When I spoke to my previous medical oncologist about ketamine therapy, she made a lot of assumptions about me at that point. First, she tried to deny something that clearly was real, and she did everything in her power to black list me for treatment in the community I lived in. I picked up my medical records and found her statements truly appalling, and very obvious that she did not listen to a word I said. So, again, we had to venture out and find a new medical oncologist. I am still way behind on Herceptin treatments. I am still looking for a medical oncologist to finish my last phase of treatment. It truly is a fight. I am fighting for my rights as a patient, and fighting for my life. I think many medical oncologists forget that part in regard to what patients are going through. To this very day, my condition has been deemed “too complex” by medical oncologists and they have since halted treatment. In a very real sense, it feels as though the medical oncologists are holding lifesaving medication hostage from me because I am living proof that chemotherapy can have detrimental side effects if not addressed at the time symptoms start. Currently, I have officially been diagnosed with dystonic tremors and non-epileptic seizures by neurology.
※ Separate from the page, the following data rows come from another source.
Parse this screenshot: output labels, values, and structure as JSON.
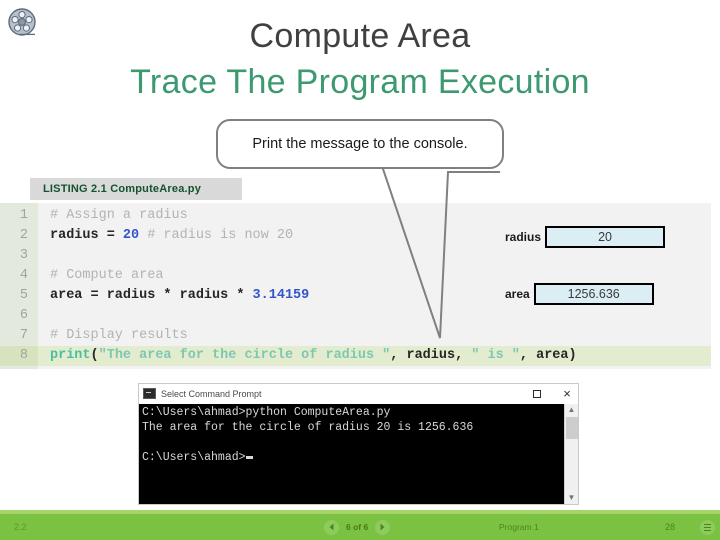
{
  "slide": {
    "title": "Compute Area",
    "subtitle": "Trace The Program Execution",
    "reel_icon": "film-reel-icon"
  },
  "callout": {
    "text": "Print the message to the console."
  },
  "listing": {
    "label": "LISTING 2.1 ComputeArea.py"
  },
  "code": {
    "lines": [
      {
        "number": "1",
        "highlight": false,
        "tokens": [
          {
            "t": "# Assign a radius",
            "c": "tok-comment"
          }
        ]
      },
      {
        "number": "2",
        "highlight": false,
        "tokens": [
          {
            "t": "radius = ",
            "c": "tok-plain"
          },
          {
            "t": "20",
            "c": "tok-num"
          },
          {
            "t": " # radius is now 20",
            "c": "tok-comment"
          }
        ]
      },
      {
        "number": "3",
        "highlight": false,
        "tokens": [
          {
            "t": "",
            "c": "tok-plain"
          }
        ]
      },
      {
        "number": "4",
        "highlight": false,
        "tokens": [
          {
            "t": "# Compute area",
            "c": "tok-comment"
          }
        ]
      },
      {
        "number": "5",
        "highlight": false,
        "tokens": [
          {
            "t": "area = radius * radius * ",
            "c": "tok-plain"
          },
          {
            "t": "3.14159",
            "c": "tok-num"
          }
        ]
      },
      {
        "number": "6",
        "highlight": false,
        "tokens": [
          {
            "t": "",
            "c": "tok-plain"
          }
        ]
      },
      {
        "number": "7",
        "highlight": false,
        "tokens": [
          {
            "t": "# Display results",
            "c": "tok-comment"
          }
        ]
      },
      {
        "number": "8",
        "highlight": true,
        "tokens": [
          {
            "t": "print",
            "c": "tok-fn"
          },
          {
            "t": "(",
            "c": "tok-plain"
          },
          {
            "t": "\"The area for the circle of radius \"",
            "c": "tok-str"
          },
          {
            "t": ", radius, ",
            "c": "tok-plain"
          },
          {
            "t": "\" is \"",
            "c": "tok-str"
          },
          {
            "t": ", area)",
            "c": "tok-plain"
          }
        ]
      }
    ]
  },
  "variables": [
    {
      "label": "radius",
      "value": "20"
    },
    {
      "label": "area",
      "value": "1256.636"
    }
  ],
  "console": {
    "title": "Select Command Prompt",
    "maximize_label": "□",
    "close_label": "×",
    "lines": [
      "C:\\Users\\ahmad>python ComputeArea.py",
      "The area for the circle of radius 20 is 1256.636",
      "",
      "C:\\Users\\ahmad>"
    ]
  },
  "footer": {
    "section": "2.2",
    "pages": "6 of 6",
    "center_label": "Program 1",
    "page_number": "28",
    "prev_icon": "chevron-left-icon",
    "next_icon": "chevron-right-icon",
    "menu_icon": "hamburger-menu-icon"
  },
  "colors": {
    "accent_green": "#3d9970",
    "footer_green": "#7bc142",
    "title_gray": "#404040",
    "varbox_fill": "#daeef3",
    "code_bg": "#f2f2f2",
    "highlight_row": "#e3eccf"
  }
}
Armed with the knowledge that Benadryl and ketamine stopped my seizures and neuropathy, we decided to find an infusion clinic, and that is how we found Pelican Family Medicine and Kalypso Wellness Center. We spoke to their staff, and for the first time, I felt like I was being treated like a human being. I loved Pelican so much that I switch all of my care to that clinic, and it is two and a half hours away from my home. When I walked into those doors for the first time, I was using a cane, and felt close to dying. Doing the ketamine infusions eventually made it so I didn’t have to use a cane.

Over time, my pain in my hip disappeared, my anxiety level went down, and my neuropathy was less frequent. My seizures went from weekly, to maybe once a month if none of my triggers were provoked. My life was slowly becoming my own again. My primary care manager at Pelican figured out what was happening before my neurologist did. While I am still in treatment for seizures and breast cancer, I have hope for the future, which is something that the staff at Pelican and Kalypso gave me. The road to recovery is not a straight line. You have your ups and downs, and while I still have those downs, I feel better knowing I have people on my side willing to help me no matter what. I have a primary care doctor and the team at Kalypso to advocate for me no matter what, and that is worth its weight in gold.

Essentially this is the short version of my story as of today. I know there are more cancer patients like me out there, and I want you all to know that you are not alone. Some physicians may try to deny what is happening to us, but united our voice is louder, and it is time that we are heard. A clinic like Pelican and Kalypso should be commonplace rather than a rarity.

About Amber Kim

Amber Kim has been in the healthcare field for ten years working with patients on the rehabilitation side. She has worked with a variety of patients including gunshot victims, traumatic brain injury, post-surgery rehabilitation, and surgery prevention. She was a practicing massage therapist for ten years, and has been writing for about six years, including her book “Kinesiology Taping for Rehab and Injury Prevention” under the pen name Aliana Kim. First diagnosed with Breast Cancer at the age of 31, Amber now dedicates her time fighting her condition, bringing awareness to problems in the medical field, and empowering individuals to fight for their rights as a patient.

Amber resides in North Carolina with her husband and two dogs Gordon and Marley. During her free time she enjoys exercise, reading, crafting, kayaking, and of course spending time with her family. Learn more about Amber Kim at her website